I hope to see you at DevNexus and at the Atlanta Flex User Group!

Building Cross-Device Apps with Flex and Spring at the Detroit JUG

On February 15, 2011 I’ll be presenting at the Detroit Java User Group about Building Cross-Device Apps with Flex and Spring. If you live in the Detroit area then I hope to see you there! If not, then talk to your local Java User Group leader about having me come and speak.

Here is the abstract for the talk:
Today, users want apps in the browser, on their desktop, phone, tablet, and TV. Reusing code across all of these devices is now crucial for developers. By combining Flex for the UI with Spring and Hibernate for the back-end, developers can build apps that work on a variety of devices including PCs, Android phones / tablets, the BlackBerry PlayBook tablet, iPhones, and iPads. This session will walk developers through the steps for creating these cross-device apps with Flex and Java.

Go register now! See you there! :)



My JavaOne 2010 Sessions

Next week at JavaOne 2010 I’ll be co-presenting two sessions! On Monday Jeremy Grelle and I will present “End-to-End Richness: Integrating Java EE Services to Create Engaging RIAs” at the Hilton San Francisco. Here is the session information:
Session ID: S313939
Abstract: Flex is one of the most widely used tools for building RIAs. But how do you efficiently connect applications to diverse back-end services built on Java EE? The Spring BlazeDS Integration project has emerged as an effective solution for building a lightweight connective tissue for exposing rich Java EE services to a Flex client from any Java Servlet container.
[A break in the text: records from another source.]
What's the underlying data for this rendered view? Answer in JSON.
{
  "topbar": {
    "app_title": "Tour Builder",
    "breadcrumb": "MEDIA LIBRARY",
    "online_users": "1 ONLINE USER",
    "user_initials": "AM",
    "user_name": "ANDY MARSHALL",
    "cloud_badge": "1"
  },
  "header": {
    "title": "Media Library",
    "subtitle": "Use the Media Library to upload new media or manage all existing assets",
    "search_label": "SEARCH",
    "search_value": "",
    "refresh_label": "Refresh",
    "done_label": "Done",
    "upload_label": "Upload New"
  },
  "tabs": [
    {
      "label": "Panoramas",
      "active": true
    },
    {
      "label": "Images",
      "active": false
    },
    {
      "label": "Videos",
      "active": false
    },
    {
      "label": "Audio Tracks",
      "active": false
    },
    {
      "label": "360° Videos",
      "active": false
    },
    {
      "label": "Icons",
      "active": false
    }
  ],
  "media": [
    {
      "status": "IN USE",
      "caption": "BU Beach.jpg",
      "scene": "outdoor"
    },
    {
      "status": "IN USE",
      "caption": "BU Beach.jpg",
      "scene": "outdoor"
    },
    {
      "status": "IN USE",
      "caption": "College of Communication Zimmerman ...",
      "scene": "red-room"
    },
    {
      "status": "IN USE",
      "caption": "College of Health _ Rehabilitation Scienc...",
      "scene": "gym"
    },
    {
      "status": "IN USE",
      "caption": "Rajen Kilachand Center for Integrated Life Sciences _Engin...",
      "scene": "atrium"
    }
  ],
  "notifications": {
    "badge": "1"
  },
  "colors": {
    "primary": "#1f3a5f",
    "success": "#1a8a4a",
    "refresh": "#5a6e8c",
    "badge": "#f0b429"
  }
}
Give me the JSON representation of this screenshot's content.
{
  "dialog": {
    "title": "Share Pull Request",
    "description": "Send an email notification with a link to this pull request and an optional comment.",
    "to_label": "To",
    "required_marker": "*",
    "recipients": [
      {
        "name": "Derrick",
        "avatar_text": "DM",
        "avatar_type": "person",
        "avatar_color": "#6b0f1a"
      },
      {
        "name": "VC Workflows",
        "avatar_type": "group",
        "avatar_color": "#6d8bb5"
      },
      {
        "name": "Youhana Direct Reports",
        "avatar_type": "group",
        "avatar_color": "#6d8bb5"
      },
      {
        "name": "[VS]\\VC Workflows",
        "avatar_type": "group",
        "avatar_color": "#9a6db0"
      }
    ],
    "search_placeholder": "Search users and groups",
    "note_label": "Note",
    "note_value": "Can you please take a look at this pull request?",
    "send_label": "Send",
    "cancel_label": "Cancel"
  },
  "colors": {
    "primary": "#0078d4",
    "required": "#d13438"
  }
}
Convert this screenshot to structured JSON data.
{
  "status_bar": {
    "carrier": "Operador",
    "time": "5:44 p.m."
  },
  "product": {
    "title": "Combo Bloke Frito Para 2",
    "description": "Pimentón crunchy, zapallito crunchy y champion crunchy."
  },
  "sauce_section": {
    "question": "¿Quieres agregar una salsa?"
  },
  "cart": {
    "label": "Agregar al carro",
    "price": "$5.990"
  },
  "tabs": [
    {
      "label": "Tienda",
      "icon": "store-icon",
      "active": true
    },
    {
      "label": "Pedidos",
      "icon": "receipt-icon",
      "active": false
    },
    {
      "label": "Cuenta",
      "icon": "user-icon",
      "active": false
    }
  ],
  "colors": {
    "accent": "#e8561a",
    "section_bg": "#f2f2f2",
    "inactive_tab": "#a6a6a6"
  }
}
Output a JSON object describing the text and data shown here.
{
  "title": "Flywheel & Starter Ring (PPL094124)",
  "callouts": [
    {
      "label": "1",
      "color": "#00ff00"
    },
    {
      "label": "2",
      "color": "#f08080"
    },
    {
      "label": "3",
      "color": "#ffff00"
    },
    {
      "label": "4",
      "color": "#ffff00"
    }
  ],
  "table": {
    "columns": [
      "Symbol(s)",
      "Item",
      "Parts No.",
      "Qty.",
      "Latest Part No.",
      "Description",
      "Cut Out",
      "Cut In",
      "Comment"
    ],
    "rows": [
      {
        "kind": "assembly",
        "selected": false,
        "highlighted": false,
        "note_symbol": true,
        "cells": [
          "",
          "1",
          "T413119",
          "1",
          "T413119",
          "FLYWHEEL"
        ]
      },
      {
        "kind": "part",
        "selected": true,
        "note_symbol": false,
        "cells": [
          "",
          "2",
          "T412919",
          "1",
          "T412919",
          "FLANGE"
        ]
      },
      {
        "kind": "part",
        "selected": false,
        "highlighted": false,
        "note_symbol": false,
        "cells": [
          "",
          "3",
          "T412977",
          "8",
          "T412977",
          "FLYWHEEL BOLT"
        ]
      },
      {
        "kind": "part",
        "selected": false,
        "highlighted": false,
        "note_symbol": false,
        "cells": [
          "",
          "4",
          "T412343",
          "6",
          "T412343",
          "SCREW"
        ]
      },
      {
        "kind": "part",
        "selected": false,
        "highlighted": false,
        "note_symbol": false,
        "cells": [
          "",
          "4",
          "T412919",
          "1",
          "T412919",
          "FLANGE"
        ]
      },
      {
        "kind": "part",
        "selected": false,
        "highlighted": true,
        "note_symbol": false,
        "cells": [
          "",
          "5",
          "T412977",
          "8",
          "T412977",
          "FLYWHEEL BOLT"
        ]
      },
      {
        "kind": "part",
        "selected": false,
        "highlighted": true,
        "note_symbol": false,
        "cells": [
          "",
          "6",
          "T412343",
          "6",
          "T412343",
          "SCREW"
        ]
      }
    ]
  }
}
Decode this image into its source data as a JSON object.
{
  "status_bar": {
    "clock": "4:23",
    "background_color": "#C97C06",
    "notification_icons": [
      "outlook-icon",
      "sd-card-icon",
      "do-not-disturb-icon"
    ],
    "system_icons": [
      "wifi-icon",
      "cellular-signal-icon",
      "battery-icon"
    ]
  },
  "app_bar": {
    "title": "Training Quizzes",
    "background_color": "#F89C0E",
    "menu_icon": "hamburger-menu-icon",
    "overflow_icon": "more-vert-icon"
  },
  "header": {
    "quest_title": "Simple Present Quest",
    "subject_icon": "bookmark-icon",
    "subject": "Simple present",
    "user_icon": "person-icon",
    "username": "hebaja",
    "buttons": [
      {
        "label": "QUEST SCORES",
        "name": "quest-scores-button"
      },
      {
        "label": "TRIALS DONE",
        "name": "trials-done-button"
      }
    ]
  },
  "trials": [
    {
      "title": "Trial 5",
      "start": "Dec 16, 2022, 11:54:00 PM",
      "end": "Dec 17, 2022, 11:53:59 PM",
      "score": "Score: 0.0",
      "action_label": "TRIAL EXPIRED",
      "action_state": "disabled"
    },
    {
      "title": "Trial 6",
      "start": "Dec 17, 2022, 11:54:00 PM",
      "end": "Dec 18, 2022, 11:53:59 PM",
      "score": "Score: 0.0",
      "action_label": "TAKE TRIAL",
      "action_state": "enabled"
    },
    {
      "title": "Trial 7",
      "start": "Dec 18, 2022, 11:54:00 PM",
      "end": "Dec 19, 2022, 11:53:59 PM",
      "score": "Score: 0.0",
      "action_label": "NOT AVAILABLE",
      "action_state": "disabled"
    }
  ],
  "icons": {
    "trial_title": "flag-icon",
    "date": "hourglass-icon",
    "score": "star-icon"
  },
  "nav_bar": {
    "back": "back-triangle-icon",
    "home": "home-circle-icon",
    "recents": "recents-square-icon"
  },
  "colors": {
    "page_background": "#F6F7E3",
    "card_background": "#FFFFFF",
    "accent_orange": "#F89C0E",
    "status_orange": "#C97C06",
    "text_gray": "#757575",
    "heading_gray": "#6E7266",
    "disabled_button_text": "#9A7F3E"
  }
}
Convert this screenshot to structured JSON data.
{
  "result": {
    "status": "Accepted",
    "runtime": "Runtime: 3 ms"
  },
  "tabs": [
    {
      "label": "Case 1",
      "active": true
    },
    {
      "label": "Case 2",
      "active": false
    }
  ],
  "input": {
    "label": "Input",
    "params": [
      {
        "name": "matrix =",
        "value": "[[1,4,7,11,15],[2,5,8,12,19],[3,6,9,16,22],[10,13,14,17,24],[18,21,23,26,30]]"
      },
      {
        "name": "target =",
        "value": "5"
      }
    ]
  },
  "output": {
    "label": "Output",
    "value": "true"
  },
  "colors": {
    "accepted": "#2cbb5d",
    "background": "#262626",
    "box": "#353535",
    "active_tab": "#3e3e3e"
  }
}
Aimed at experienced Java developers who want to make maximum use of their knowledge of Spring and Java EE to build a compelling integrated experience, this session covers:

  • Connecting services built with Spring and Java EE APIs (JPA, JMS, JAX-WS, and JAX-RS) to a Flex client
  • Using DI techniques to configure and expose RPC and pub/sub endpoints
  • Applying a rich security model

Time and Location: Monday, September 20, 16:00 | Hilton San Francisco, Golden Gate 3

On Thursday Greg Wilson and I will be present “Making Real-Time Data Come Alive“. Here is the session information:
Session ID: S313543
Abstract: Using a combination of Java, JMS, and Flash, data can be visualized in real time on a client. Real-time visualizations can be in dashboards, heat maps, charts, and numerous other interactive controls. Intended for developers looking to create applications with real-time data visualizations, this session will show how to set up a system that pushes real-time messages to a client from a Java EE server and how to create a rich internet application that renders the data. It will demonstrate how to:

  • Configure a Java EE system that can push JMS messages to a client in real-time or near real-time
  • Build a Flash client application that renders data from the server
  • Connect a client to messages using HTTP Streaming and HTTP Long Polling

Time and Location: Thursday, September 23, 15:30 | Parc 55, Cyril Magnin II

If you are at JavaOne then I hope to see you at one of these sessions!